- Supplied material
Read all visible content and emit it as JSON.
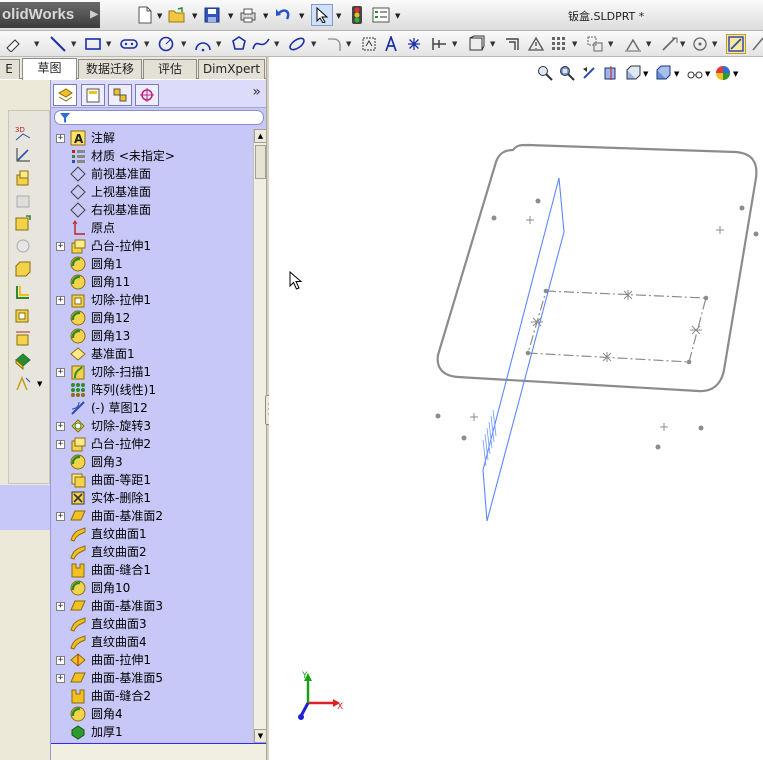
{
  "app": {
    "brand": "olidWorks",
    "document_title": "钣盒.SLDPRT *"
  },
  "tabs": [
    {
      "label": "E",
      "active": false
    },
    {
      "label": "草图",
      "active": true
    },
    {
      "label": "数据迁移",
      "active": false
    },
    {
      "label": "评估",
      "active": false
    },
    {
      "label": "DimXpert",
      "active": false
    }
  ],
  "feature_tree": {
    "items": [
      {
        "label": "注解",
        "expand": true,
        "icon": "annotations-icon"
      },
      {
        "label": "材质 <未指定>",
        "expand": false,
        "icon": "material-icon"
      },
      {
        "label": "前视基准面",
        "expand": false,
        "icon": "plane-icon"
      },
      {
        "label": "上视基准面",
        "expand": false,
        "icon": "plane-icon"
      },
      {
        "label": "右视基准面",
        "expand": false,
        "icon": "plane-icon"
      },
      {
        "label": "原点",
        "expand": false,
        "icon": "origin-icon"
      },
      {
        "label": "凸台-拉伸1",
        "expand": true,
        "icon": "boss-extrude-icon"
      },
      {
        "label": "圆角1",
        "expand": false,
        "icon": "fillet-icon"
      },
      {
        "label": "圆角11",
        "expand": false,
        "icon": "fillet-icon"
      },
      {
        "label": "切除-拉伸1",
        "expand": true,
        "icon": "cut-extrude-icon"
      },
      {
        "label": "圆角12",
        "expand": false,
        "icon": "fillet-icon"
      },
      {
        "label": "圆角13",
        "expand": false,
        "icon": "fillet-icon"
      },
      {
        "label": "基准面1",
        "expand": false,
        "icon": "ref-plane-icon"
      },
      {
        "label": "切除-扫描1",
        "expand": true,
        "icon": "cut-sweep-icon"
      },
      {
        "label": "阵列(线性)1",
        "expand": false,
        "icon": "linear-pattern-icon"
      },
      {
        "label": "(-) 草图12",
        "expand": false,
        "icon": "sketch-icon"
      },
      {
        "label": "切除-旋转3",
        "expand": true,
        "icon": "cut-revolve-icon"
      },
      {
        "label": "凸台-拉伸2",
        "expand": true,
        "icon": "boss-extrude-icon"
      },
      {
        "label": "圆角3",
        "expand": false,
        "icon": "fillet-icon"
      },
      {
        "label": "曲面-等距1",
        "expand": false,
        "icon": "offset-surface-icon"
      },
      {
        "label": "实体-删除1",
        "expand": false,
        "icon": "delete-body-icon"
      },
      {
        "label": "曲面-基准面2",
        "expand": true,
        "icon": "planar-surface-icon"
      },
      {
        "label": "直纹曲面1",
        "expand": false,
        "icon": "ruled-surface-icon"
      },
      {
        "label": "直纹曲面2",
        "expand": false,
        "icon": "ruled-surface-icon"
      },
      {
        "label": "曲面-缝合1",
        "expand": false,
        "icon": "knit-surface-icon"
      },
      {
        "label": "圆角10",
        "expand": false,
        "icon": "fillet-icon"
      },
      {
        "label": "曲面-基准面3",
        "expand": true,
        "icon": "planar-surface-icon"
      },
      {
        "label": "直纹曲面3",
        "expand": false,
        "icon": "ruled-surface-icon"
      },
      {
        "label": "直纹曲面4",
        "expand": false,
        "icon": "ruled-surface-icon"
      },
      {
        "label": "曲面-拉伸1",
        "expand": true,
        "icon": "extrude-surface-icon"
      },
      {
        "label": "曲面-基准面5",
        "expand": true,
        "icon": "planar-surface-icon"
      },
      {
        "label": "曲面-缝合2",
        "expand": false,
        "icon": "knit-surface-icon"
      },
      {
        "label": "圆角4",
        "expand": false,
        "icon": "fillet-icon"
      },
      {
        "label": "加厚1",
        "expand": false,
        "icon": "thicken-icon"
      }
    ]
  },
  "triad": {
    "x_label": "X",
    "y_label": "Y"
  },
  "colors": {
    "tree_background": "#c8c8f8",
    "model_edge": "#8c8c8c",
    "plane_edge": "#5f86ff",
    "triad_x": "#e02020",
    "triad_y": "#18a018",
    "triad_z": "#2020d0"
  }
}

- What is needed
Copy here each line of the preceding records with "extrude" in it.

- Response area
        "icon": "boss-extrude-icon"
        "icon": "cut-extrude-icon"
        "icon": "boss-extrude-icon"
        "icon": "extrude-surface-icon"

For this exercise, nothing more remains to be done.